Boston Medical Center is an international referral center for the diagnosis and treatment of amyloidosis, a rare group of diseases due to the abnormal accumulation of the protein amyloid in various parts of the body. This can occur as part of a bone marrow plasma cell disorder (AL), as a hereditary form (AF), an age-related form (senile systemic amyloidosis due to ATTR), or secondary to chronic inflammatory or infectious diseases (AA).
The Amyloidosis Center at BMC offers a multi-disciplinary approach to diagnosis and treatment of this multi-organ disorder.
Specialists in hematology-oncology, cardiology, pulmonary medicine, nephrology, gastroenterology, neurology, otolaryngology, urology, and radiation oncology participate in patient evaluation and care. The Amyloidosis Center operates a CLIA-approved diagnostic laboratory.
In the News
The segment initially aired in Syracuse, New York (WAER 88.3 FM) on NPR’s flagship news program “All Things Considered.” In observance of World Rare Disease Day, the human interest story features two patients diagnosed with systemic amyloidosis – who share their experiences from diagnosis to treatment and recovery.
Both patients were treated at Boston Medical Center. They credit their physicians for investigating abnormal tests and nonspecific symptoms, and for referring them to amyloid specialists early in the disease course. In his interview, Dr. Seldin underscores the difficulties that patients with orphan disease face, and the importance of physician awareness, early diagnosis and research.

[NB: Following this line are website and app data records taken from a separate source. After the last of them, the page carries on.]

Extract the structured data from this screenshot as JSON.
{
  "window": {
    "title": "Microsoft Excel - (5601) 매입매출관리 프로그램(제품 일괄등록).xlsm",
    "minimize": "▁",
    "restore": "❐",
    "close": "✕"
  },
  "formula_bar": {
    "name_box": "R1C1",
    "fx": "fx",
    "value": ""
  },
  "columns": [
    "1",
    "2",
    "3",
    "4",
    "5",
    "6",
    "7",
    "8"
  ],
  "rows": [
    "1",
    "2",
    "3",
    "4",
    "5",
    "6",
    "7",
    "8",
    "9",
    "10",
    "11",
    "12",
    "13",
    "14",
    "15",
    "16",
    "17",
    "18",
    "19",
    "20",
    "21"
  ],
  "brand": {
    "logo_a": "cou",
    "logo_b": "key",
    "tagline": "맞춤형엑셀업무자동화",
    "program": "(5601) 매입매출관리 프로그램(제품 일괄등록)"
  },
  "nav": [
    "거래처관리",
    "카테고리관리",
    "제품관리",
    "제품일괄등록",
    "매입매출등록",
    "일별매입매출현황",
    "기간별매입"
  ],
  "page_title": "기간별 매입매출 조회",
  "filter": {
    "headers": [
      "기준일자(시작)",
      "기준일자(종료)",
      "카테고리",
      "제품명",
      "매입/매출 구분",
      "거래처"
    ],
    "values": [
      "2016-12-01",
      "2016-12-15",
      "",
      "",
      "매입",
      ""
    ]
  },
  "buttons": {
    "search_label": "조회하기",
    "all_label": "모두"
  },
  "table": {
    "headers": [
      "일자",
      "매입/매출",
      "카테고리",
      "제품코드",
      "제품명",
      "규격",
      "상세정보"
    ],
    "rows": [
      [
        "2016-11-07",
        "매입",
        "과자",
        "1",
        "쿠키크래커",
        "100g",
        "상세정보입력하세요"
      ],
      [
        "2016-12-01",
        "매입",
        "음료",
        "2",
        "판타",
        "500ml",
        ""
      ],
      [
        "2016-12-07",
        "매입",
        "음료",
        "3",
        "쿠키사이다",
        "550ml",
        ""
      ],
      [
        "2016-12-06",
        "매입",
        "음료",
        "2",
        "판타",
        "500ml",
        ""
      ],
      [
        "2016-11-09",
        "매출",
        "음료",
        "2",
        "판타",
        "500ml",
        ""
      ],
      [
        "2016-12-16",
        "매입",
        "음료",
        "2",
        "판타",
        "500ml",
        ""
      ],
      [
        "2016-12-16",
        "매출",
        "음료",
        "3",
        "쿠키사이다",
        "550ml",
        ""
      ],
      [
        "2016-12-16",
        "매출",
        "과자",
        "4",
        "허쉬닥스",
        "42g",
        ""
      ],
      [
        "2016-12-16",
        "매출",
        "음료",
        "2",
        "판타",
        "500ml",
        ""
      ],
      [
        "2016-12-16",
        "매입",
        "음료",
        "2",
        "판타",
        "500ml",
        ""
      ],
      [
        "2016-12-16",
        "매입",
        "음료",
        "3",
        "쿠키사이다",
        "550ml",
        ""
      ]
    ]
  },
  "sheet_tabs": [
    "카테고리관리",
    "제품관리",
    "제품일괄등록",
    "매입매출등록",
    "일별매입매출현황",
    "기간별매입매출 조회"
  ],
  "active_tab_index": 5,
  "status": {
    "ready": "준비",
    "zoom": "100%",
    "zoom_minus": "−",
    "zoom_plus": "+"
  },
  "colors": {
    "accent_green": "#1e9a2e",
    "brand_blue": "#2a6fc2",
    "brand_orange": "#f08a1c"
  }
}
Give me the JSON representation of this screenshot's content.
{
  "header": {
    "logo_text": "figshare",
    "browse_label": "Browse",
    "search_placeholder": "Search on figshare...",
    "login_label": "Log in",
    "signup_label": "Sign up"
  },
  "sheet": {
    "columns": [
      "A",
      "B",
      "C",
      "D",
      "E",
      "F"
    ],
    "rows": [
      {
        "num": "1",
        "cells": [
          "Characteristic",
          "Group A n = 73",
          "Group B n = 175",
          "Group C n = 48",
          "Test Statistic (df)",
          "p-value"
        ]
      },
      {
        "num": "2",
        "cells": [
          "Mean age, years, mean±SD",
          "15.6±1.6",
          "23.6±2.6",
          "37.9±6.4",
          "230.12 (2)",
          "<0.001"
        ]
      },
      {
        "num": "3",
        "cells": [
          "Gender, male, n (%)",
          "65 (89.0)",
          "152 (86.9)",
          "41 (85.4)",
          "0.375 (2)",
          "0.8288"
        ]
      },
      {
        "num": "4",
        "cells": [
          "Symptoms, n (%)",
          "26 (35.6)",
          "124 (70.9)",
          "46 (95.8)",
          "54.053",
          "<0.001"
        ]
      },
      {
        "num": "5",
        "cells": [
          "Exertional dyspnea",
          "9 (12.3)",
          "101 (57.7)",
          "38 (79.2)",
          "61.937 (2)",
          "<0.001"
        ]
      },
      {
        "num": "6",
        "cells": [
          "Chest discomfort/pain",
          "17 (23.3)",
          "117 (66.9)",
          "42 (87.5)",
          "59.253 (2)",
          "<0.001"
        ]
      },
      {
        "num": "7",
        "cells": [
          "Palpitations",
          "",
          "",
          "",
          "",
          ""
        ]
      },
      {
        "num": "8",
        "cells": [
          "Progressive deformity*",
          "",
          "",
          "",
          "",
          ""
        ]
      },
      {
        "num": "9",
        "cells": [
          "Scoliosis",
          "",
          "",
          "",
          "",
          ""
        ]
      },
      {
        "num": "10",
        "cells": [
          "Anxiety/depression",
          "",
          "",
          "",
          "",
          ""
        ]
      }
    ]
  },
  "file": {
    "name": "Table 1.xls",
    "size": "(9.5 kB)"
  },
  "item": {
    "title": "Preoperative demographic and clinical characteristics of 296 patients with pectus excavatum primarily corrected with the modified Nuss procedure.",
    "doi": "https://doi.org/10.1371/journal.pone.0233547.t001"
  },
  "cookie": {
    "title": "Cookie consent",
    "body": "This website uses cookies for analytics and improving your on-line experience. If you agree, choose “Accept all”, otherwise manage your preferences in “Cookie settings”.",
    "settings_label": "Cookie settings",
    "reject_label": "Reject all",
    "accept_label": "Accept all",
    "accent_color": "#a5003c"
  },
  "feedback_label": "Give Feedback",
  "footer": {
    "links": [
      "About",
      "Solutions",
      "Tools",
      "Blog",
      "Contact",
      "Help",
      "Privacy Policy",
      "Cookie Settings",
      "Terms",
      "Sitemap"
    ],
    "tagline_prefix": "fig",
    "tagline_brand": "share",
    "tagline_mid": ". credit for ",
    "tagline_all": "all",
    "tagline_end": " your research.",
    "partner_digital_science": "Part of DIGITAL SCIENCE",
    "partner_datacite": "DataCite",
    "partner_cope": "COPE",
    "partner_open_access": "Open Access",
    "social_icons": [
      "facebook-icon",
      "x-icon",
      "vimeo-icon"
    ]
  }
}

This video highlights some of the lives Boston Medical Center has touched, including Mark Kimble, a former English teacher from Maine with amyloidosis. He was treated at Boston Medical Center with an aggressive treatment plan that included chemotherapy and stem cell transplant, first pioneered at Boston Medical Center and Boston University School of Medicine. Please click on the image below to play the video: